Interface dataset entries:
◇ ◇ ◇
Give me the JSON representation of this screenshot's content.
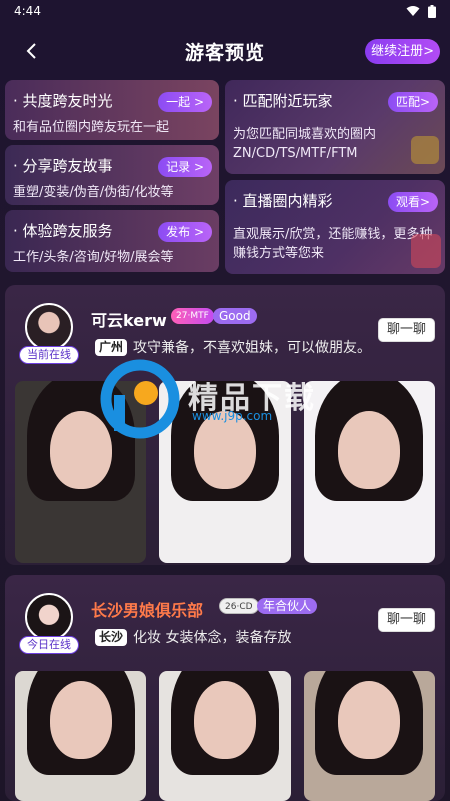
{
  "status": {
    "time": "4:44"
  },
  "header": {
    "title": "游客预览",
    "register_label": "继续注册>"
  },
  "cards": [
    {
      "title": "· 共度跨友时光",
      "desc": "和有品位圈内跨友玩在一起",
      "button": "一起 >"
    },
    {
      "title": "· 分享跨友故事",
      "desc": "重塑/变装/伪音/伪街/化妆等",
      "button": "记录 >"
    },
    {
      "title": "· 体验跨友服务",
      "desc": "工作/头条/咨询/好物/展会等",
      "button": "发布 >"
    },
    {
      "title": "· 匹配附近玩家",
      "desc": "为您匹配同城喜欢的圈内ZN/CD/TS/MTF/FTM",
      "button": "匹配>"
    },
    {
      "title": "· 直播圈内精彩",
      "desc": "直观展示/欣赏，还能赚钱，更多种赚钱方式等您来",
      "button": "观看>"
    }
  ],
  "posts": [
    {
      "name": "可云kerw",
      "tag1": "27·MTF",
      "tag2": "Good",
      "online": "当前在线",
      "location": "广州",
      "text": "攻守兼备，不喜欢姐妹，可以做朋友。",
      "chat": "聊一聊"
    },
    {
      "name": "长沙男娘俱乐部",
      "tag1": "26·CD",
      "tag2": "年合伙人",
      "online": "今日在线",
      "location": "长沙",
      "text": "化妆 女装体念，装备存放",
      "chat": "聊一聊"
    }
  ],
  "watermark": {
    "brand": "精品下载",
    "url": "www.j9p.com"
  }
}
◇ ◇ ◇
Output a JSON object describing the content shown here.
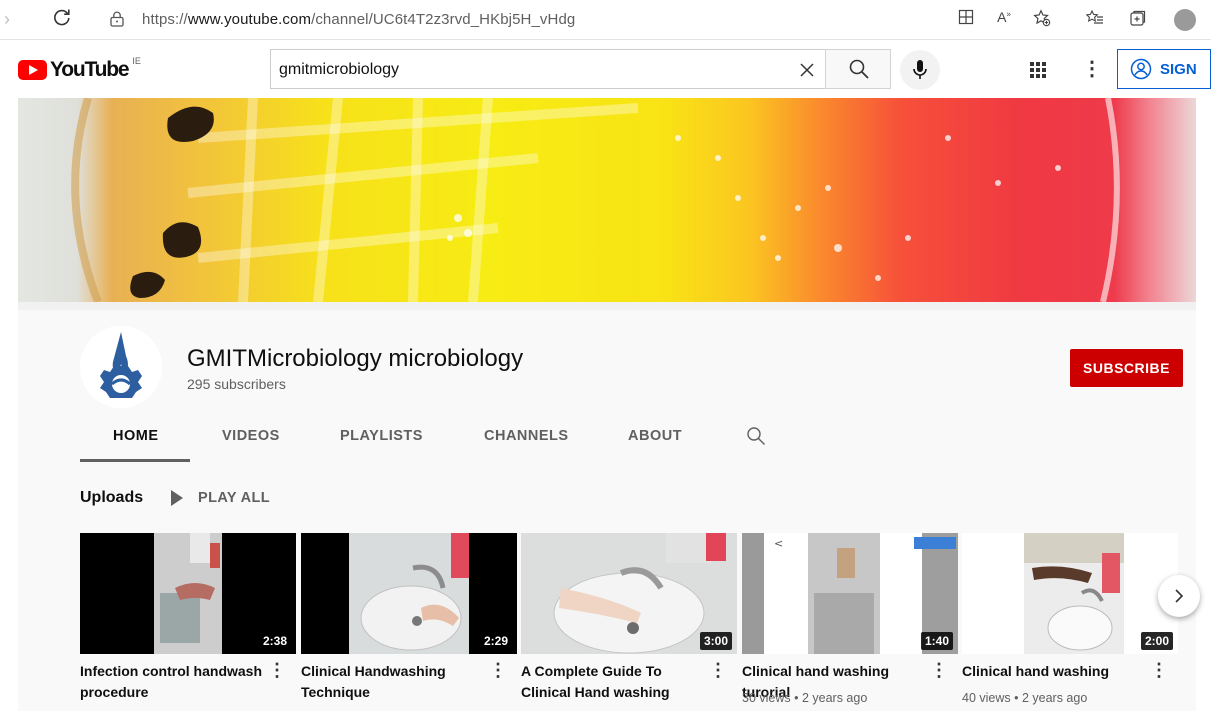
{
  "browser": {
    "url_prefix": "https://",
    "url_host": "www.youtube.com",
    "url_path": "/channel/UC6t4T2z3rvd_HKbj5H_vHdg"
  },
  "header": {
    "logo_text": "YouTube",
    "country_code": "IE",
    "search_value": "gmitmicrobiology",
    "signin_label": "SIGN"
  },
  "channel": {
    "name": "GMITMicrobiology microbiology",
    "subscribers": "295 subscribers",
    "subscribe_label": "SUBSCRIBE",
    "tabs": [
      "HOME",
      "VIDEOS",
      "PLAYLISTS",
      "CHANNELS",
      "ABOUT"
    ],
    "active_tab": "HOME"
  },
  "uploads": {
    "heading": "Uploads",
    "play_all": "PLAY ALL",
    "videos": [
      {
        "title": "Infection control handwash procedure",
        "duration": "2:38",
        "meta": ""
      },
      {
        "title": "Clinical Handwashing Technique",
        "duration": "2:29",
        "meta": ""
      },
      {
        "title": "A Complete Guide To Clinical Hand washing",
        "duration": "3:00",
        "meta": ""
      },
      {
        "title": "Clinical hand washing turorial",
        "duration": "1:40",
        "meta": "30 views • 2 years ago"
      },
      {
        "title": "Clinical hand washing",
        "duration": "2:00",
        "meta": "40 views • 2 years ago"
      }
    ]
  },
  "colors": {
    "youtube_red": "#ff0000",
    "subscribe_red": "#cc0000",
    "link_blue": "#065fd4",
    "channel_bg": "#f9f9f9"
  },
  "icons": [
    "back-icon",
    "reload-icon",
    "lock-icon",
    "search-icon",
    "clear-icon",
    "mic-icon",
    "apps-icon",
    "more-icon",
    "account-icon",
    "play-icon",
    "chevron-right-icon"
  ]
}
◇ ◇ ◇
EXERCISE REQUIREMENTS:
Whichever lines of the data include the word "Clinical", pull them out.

EXERCISE RESULT:
        "title": "Clinical Handwashing Technique",
        "title": "A Complete Guide To Clinical Hand washing",
        "title": "Clinical hand washing turorial",
        "title": "Clinical hand washing",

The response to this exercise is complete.